    I have been chronicling the early years of a Marine Corps career that began with my commissioning as a second lieutenant in 1937, upon graduation from the University of Washington, including descriptions of the Panama Canal, Bermuda, Washington, D.C., Philadelphia, Boston and, at some length, New York.

  • My 2-part series has been expanded to four parts. In the first two parts of this narrative, I have described my wonder, as a young Marine second lieutenant, upon visiting the East Coast for the first time.

    Upon my completion of officer training and indoctrination at the Marine Basic School in the Philadelphia Navy Yard in May 1938, I traveled to my next duty station, the USS Tennessee, a battleship then anchored off its home port, San Pedro, Calif.

  • Combat is the primary challenge of a Marine, but there are many days when fighting is far from the primary agenda.

    In the first days of a 30-year career in the U.S. Marine Corps, I was dispatched to the Marine Officers Basic School at the Philadelphia Navy Yard, my first trip east from my home in Washington state.

    I got a chance to learn much, and for five years I recorded these memories in a journal that now is part of the Filson Historical Society.

  • Combat is the primary challenge of a Marine, in fact the raison d’etre of any fighting service, but there are long periods of conditioning and training between battles, providing opportunities for new experiences, many unique to those in the military.

    As an honor graduate of the University of Washington’s Army ROTC program, I was offered a commission as a second lieutenant in the regular U.S. Marine Corps, effective July 1, 1937, a week before my 21st birthday. However, approval of military commissions that year were delayed in the Senate.

  • Corpus Christi Classical Academy students performed Jack and the Beanstalk on April 17 in the Simpsonville Gymnasium.

  • The Cropper Ruritan Club presented the 2015 Citizenship and Patriotism Award at their awards dinner to Patsy Brown. Brown, who was called “a great asset to the community,” has fostered a love of her country and displayed her pride in being a citizen by promoting activities. Brown has been a member of the Cropper Ruritan club for 12 years. Pictured with Brown is Cropper Ruritan Club President, Bryan Franklin.

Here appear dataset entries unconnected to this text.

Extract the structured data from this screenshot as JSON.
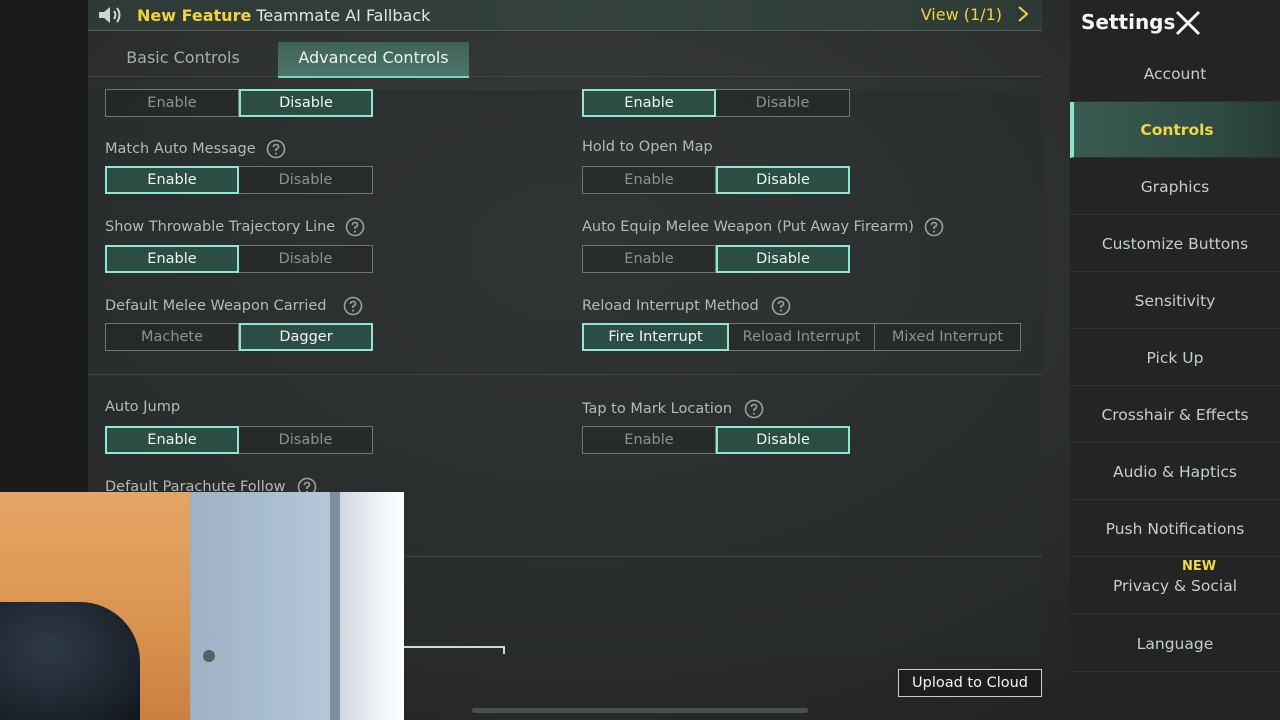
{
  "banner": {
    "new_label": "New Feature",
    "text": "Teammate AI Fallback",
    "view_label": "View (1/1)",
    "icon": "speaker-icon"
  },
  "tabs": [
    {
      "label": "Basic Controls",
      "active": false
    },
    {
      "label": "Advanced Controls",
      "active": true
    }
  ],
  "settings": {
    "top_left": {
      "options": [
        "Enable",
        "Disable"
      ],
      "selected": "Disable"
    },
    "top_right": {
      "options": [
        "Enable",
        "Disable"
      ],
      "selected": "Enable"
    },
    "match_auto_message": {
      "label": "Match Auto Message",
      "options": [
        "Enable",
        "Disable"
      ],
      "selected": "Enable"
    },
    "hold_to_open_map": {
      "label": "Hold to Open Map",
      "options": [
        "Enable",
        "Disable"
      ],
      "selected": "Disable"
    },
    "show_throwable_trajectory": {
      "label": "Show Throwable Trajectory Line",
      "options": [
        "Enable",
        "Disable"
      ],
      "selected": "Enable"
    },
    "auto_equip_melee": {
      "label": "Auto Equip Melee Weapon (Put Away Firearm)",
      "options": [
        "Enable",
        "Disable"
      ],
      "selected": "Disable"
    },
    "default_melee_weapon": {
      "label": "Default Melee Weapon Carried",
      "options": [
        "Machete",
        "Dagger"
      ],
      "selected": "Dagger"
    },
    "reload_interrupt_method": {
      "label": "Reload Interrupt Method",
      "options": [
        "Fire Interrupt",
        "Reload Interrupt",
        "Mixed Interrupt"
      ],
      "selected": "Fire Interrupt"
    },
    "auto_jump": {
      "label": "Auto Jump",
      "options": [
        "Enable",
        "Disable"
      ],
      "selected": "Enable"
    },
    "tap_to_mark_location": {
      "label": "Tap to Mark Location",
      "options": [
        "Enable",
        "Disable"
      ],
      "selected": "Disable"
    },
    "default_parachute_follow": {
      "label": "Default Parachute Follow"
    }
  },
  "sidebar": {
    "title": "Settings",
    "items": [
      {
        "label": "Account",
        "active": false
      },
      {
        "label": "Controls",
        "active": true
      },
      {
        "label": "Graphics",
        "active": false
      },
      {
        "label": "Customize Buttons",
        "active": false
      },
      {
        "label": "Sensitivity",
        "active": false
      },
      {
        "label": "Pick Up",
        "active": false
      },
      {
        "label": "Crosshair & Effects",
        "active": false
      },
      {
        "label": "Audio & Haptics",
        "active": false
      },
      {
        "label": "Push Notifications",
        "active": false
      },
      {
        "label": "Privacy & Social",
        "active": false,
        "badge": "NEW"
      },
      {
        "label": "Language",
        "active": false
      }
    ]
  },
  "upload_button": "Upload to Cloud",
  "colors": {
    "accent": "#93e4d2",
    "highlight": "#f0d843",
    "selected_bg": "#2c4d44"
  }
}
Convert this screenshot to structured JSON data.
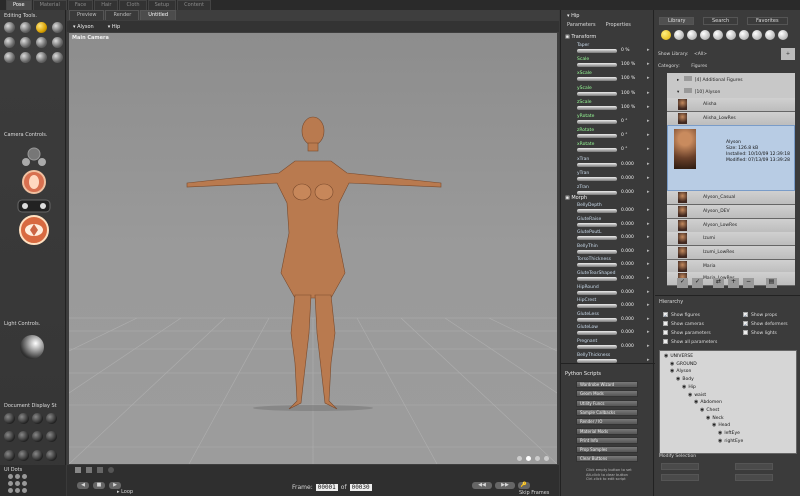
{
  "top_tabs": [
    "Pose",
    "Material",
    "Face",
    "Hair",
    "Cloth",
    "Setup",
    "Content"
  ],
  "left_panel": {
    "editing_tools_title": "Editing Tools.",
    "camera_controls_title": "Camera Controls.",
    "light_controls_title": "Light Controls.",
    "document_display_title": "Document Display St",
    "ui_dots_title": "UI Dots",
    "tool_icons": [
      "rotate-icon",
      "twist-icon",
      "translate-icon",
      "translate-in-out-icon",
      "scale-icon",
      "taper-icon",
      "chain-break-icon",
      "color-icon",
      "grouping-icon",
      "view-magnifier-icon",
      "morphing-icon",
      "direct-manipulation-icon"
    ]
  },
  "viewport": {
    "doc_tabs": [
      "Preview",
      "Render",
      "Untitled"
    ],
    "figure_select": "Alyson",
    "actor_select": "Hip",
    "camera_label": "Main Camera",
    "frame_label": "Frame:",
    "frame_current": "00001",
    "frame_of": "of",
    "frame_total": "00030",
    "loop_label": "Loop",
    "skip_frames_label": "Skip Frames"
  },
  "params": {
    "actor": "Hip",
    "tabs": [
      "Parameters",
      "Properties"
    ],
    "transform_title": "Transform",
    "transform": [
      {
        "name": "Taper",
        "value": "0 %"
      },
      {
        "name": "Scale",
        "value": "100 %"
      },
      {
        "name": "xScale",
        "value": "100 %"
      },
      {
        "name": "yScale",
        "value": "100 %"
      },
      {
        "name": "zScale",
        "value": "100 %"
      },
      {
        "name": "yRotate",
        "value": "0 °"
      },
      {
        "name": "zRotate",
        "value": "0 °"
      },
      {
        "name": "xRotate",
        "value": "0 °"
      },
      {
        "name": "xTran",
        "value": "0.000"
      },
      {
        "name": "yTran",
        "value": "0.000"
      },
      {
        "name": "zTran",
        "value": "0.000"
      }
    ],
    "morph_title": "Morph",
    "morphs": [
      {
        "name": "BellyDepth",
        "value": "0.000"
      },
      {
        "name": "GluteRaise",
        "value": "0.000"
      },
      {
        "name": "GlutePoutL",
        "value": "0.000"
      },
      {
        "name": "BellyThin",
        "value": "0.000"
      },
      {
        "name": "TorsoThickness",
        "value": "0.000"
      },
      {
        "name": "GluteTearShaped",
        "value": "0.000"
      },
      {
        "name": "HipRound",
        "value": "0.000"
      },
      {
        "name": "HipCrest",
        "value": "0.000"
      },
      {
        "name": "GluteLess",
        "value": "0.000"
      },
      {
        "name": "GluteLow",
        "value": "0.000"
      },
      {
        "name": "Pregnant",
        "value": "0.000"
      },
      {
        "name": "BellyThickness",
        "value": ""
      }
    ],
    "python_title": "Python Scripts",
    "python_buttons": [
      "Wardrobe Wizard",
      "Geom Mods",
      "Utility Funcs",
      "Sample Callbacks",
      "Render / IO",
      "Material Mods",
      "Print Info",
      "Prop Samples",
      "Clear Buttons"
    ],
    "python_hint": [
      "Click empty button to set",
      "Alt-click to clear button",
      "Ctrl-click to edit script"
    ]
  },
  "library": {
    "tabs": [
      "Library",
      "Search",
      "Favorites"
    ],
    "show_library_label": "Show Library:",
    "show_library_value": "<All>",
    "category_label": "Category:",
    "category_value": "Figures",
    "folders": [
      "[4]  Additional Figures",
      "[10]  Alyson"
    ],
    "items": [
      "Alisha",
      "Alisha_LowRes",
      "Alyson",
      "Alyson_Casual",
      "Alyson_DEV",
      "Alyson_LowRes",
      "Izumi",
      "Izumi_LowRes",
      "Maria",
      "Maria_LowRes"
    ],
    "selected": {
      "name": "Alyson",
      "size": "Size:  126.8 kB",
      "installed": "Installed:  10/10/09 12:39:18",
      "modified": "Modified:  07/13/09 13:39:28"
    }
  },
  "hierarchy": {
    "title": "Hierarchy",
    "options": [
      {
        "label": "Show figures",
        "checked": true
      },
      {
        "label": "Show props",
        "checked": true
      },
      {
        "label": "Show cameras",
        "checked": false
      },
      {
        "label": "Show deformers",
        "checked": true
      },
      {
        "label": "Show parameters",
        "checked": false
      },
      {
        "label": "Show lights",
        "checked": false
      },
      {
        "label": "Show all parameters",
        "checked": false
      }
    ],
    "tree": [
      {
        "label": "UNIVERSE",
        "level": 0
      },
      {
        "label": "GROUND",
        "level": 1
      },
      {
        "label": "Alyson",
        "level": 1
      },
      {
        "label": "Body",
        "level": 2
      },
      {
        "label": "Hip",
        "level": 3
      },
      {
        "label": "waist",
        "level": 4
      },
      {
        "label": "Abdomen",
        "level": 5
      },
      {
        "label": "Chest",
        "level": 6
      },
      {
        "label": "Neck",
        "level": 7
      },
      {
        "label": "Head",
        "level": 8
      },
      {
        "label": "leftEye",
        "level": 9
      },
      {
        "label": "rightEye",
        "level": 9
      }
    ],
    "modify_selection": "Modify Selection"
  }
}
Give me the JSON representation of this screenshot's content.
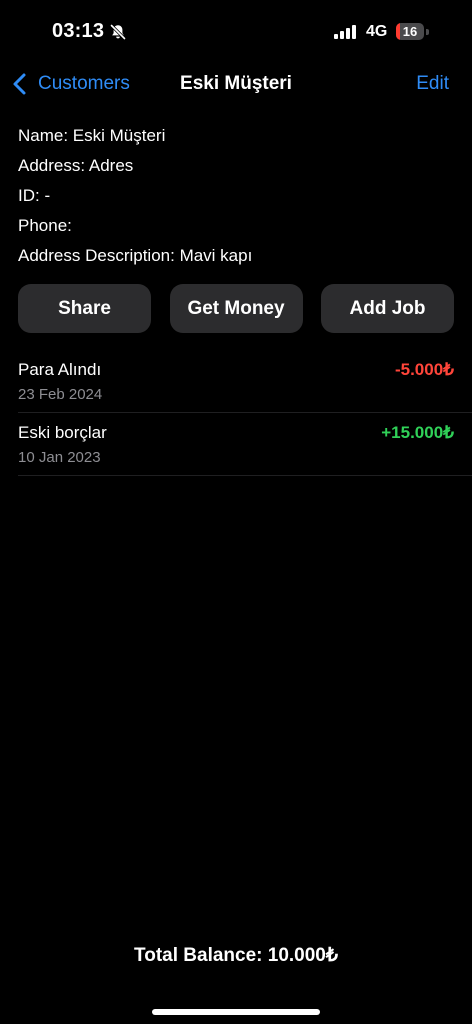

  • This week
    Young Frankenstein at CHS
    Collins High School will present Young Frankenstein at 7 p.m. Friday at the performing arts center. Tickets for these performances can be purchased at the door for $8 for adults and $3 for students and kids. Nearly 45 students have been working since December onstage and behind the scenes to make this the most unique and entertaining in the school’s history.
    Finchville Ruritan annual yard sale

  • John P. Gramig has enrolled in the Army Reserve Officers' Training Corps program at Eastern Kentucky University. Upon graduation and completion of ROTC Military Science courses at the host university, the cadet receives a bachelor's degree and a commission of second lieutenant in the U.S. Army.

  • Logan A. Forresthas enrolled in the Army Reserve Officers' Training Corps program at Eastern Kentucky University. Upon graduation and completion of ROTC Military Science courses at the host university, the cadet receives a bachelor's degree and a commission of second lieutenant in the U.S. Army.

  • This week
    Free tax prep services